- [Work task]
Out of the data below, copy every line with the string "label".

[[ Provided information, beginning ]]

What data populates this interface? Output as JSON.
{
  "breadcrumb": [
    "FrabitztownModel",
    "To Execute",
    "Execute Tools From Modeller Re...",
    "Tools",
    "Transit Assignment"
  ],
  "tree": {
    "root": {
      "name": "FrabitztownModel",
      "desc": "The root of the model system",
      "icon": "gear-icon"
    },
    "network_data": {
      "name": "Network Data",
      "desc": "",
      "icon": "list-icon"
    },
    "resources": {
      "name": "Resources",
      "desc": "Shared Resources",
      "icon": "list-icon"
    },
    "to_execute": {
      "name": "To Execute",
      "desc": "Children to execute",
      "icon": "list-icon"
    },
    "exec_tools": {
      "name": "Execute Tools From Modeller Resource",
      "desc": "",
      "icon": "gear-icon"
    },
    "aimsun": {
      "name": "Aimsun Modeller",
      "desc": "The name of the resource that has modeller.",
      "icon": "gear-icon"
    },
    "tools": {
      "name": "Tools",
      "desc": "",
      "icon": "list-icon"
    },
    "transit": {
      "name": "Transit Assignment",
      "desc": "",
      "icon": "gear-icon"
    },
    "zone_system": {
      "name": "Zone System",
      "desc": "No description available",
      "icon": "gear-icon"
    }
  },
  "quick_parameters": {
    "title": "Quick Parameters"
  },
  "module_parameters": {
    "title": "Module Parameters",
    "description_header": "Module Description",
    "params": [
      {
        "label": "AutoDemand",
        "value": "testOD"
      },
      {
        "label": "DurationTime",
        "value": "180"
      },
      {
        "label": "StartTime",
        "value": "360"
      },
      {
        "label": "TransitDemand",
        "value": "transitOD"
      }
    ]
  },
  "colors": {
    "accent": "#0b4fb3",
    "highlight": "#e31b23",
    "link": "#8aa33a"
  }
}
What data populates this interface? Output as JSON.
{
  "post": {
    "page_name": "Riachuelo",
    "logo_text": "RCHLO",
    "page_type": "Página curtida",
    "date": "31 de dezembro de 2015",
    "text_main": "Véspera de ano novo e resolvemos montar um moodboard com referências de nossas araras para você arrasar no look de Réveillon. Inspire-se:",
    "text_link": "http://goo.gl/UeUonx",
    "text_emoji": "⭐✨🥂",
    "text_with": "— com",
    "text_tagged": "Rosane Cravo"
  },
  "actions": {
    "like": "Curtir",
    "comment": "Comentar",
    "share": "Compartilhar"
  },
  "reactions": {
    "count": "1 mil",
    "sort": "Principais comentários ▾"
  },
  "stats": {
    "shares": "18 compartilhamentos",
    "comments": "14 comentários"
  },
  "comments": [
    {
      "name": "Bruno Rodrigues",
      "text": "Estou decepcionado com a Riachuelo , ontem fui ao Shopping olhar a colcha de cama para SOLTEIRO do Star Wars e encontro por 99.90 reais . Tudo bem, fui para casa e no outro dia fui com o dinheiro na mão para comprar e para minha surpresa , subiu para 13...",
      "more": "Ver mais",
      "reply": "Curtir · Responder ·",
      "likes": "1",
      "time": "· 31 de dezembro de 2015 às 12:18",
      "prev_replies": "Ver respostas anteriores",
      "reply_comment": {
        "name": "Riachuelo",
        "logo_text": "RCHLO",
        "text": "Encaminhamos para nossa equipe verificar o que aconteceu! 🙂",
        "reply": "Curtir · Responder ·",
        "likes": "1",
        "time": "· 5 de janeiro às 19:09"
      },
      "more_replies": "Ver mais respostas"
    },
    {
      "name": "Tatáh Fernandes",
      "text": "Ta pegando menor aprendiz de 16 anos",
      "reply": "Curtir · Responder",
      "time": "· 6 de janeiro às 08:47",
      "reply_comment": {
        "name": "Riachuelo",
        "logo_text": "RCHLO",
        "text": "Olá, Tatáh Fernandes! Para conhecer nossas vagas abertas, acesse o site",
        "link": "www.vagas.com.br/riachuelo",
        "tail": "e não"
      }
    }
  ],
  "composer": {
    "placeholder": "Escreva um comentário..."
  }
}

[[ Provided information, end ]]

- [Response area]
        "label": "AutoDemand",
        "label": "DurationTime",
        "label": "StartTime",
        "label": "TransitDemand",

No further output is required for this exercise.